START RECORDS PROVIDED

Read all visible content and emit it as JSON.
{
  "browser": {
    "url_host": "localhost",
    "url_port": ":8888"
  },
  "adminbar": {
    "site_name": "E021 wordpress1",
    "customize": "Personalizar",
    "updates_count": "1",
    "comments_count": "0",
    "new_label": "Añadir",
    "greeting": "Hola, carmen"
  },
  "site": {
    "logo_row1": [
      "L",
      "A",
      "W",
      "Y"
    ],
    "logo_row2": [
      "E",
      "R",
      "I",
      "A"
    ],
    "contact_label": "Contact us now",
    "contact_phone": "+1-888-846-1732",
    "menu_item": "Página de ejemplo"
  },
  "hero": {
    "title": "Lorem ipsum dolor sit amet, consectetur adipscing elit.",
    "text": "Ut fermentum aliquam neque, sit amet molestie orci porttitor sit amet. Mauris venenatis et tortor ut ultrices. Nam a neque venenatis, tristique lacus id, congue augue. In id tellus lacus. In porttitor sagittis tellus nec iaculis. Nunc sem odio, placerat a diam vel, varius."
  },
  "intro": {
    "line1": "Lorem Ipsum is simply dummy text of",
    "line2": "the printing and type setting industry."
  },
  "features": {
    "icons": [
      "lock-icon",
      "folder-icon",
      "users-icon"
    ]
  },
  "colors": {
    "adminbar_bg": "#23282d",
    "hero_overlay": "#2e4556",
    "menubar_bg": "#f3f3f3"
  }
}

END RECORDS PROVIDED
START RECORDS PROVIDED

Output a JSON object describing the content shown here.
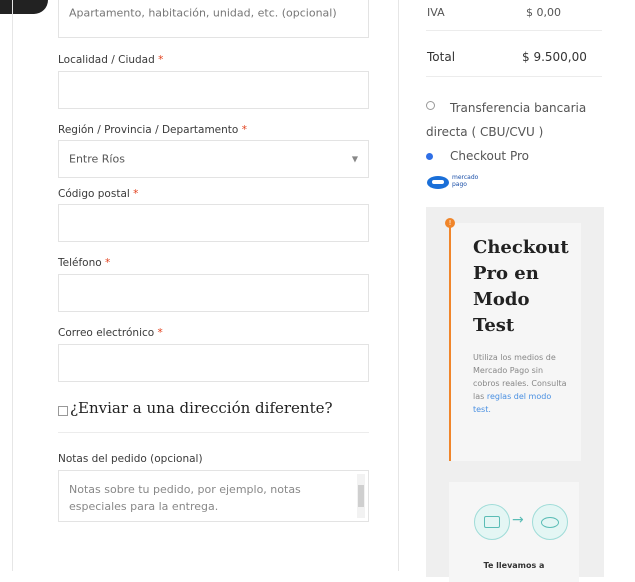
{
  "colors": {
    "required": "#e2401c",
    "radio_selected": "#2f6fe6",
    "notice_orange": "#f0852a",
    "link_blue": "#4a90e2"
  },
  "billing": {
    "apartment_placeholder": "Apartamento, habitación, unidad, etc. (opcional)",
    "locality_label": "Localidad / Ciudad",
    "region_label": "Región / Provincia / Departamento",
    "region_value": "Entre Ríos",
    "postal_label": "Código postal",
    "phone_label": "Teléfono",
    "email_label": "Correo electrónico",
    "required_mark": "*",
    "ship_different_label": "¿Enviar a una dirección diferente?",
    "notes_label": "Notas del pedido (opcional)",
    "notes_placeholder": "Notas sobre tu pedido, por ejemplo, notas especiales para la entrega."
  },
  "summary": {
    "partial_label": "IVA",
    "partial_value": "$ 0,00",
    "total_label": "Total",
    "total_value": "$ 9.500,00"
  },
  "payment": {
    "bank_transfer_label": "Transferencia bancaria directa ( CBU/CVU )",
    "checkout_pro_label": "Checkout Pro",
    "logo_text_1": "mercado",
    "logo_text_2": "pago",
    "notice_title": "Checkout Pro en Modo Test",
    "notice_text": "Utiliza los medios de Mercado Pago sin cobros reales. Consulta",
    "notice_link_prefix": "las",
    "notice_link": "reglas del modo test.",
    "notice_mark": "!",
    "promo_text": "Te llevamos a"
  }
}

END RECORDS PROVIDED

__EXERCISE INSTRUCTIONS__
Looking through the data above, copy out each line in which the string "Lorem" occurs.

__ANSWER SECTION__
    "title": "Lorem ipsum dolor sit amet, consectetur adipscing elit.",
    "line1": "Lorem Ipsum is simply dummy text of",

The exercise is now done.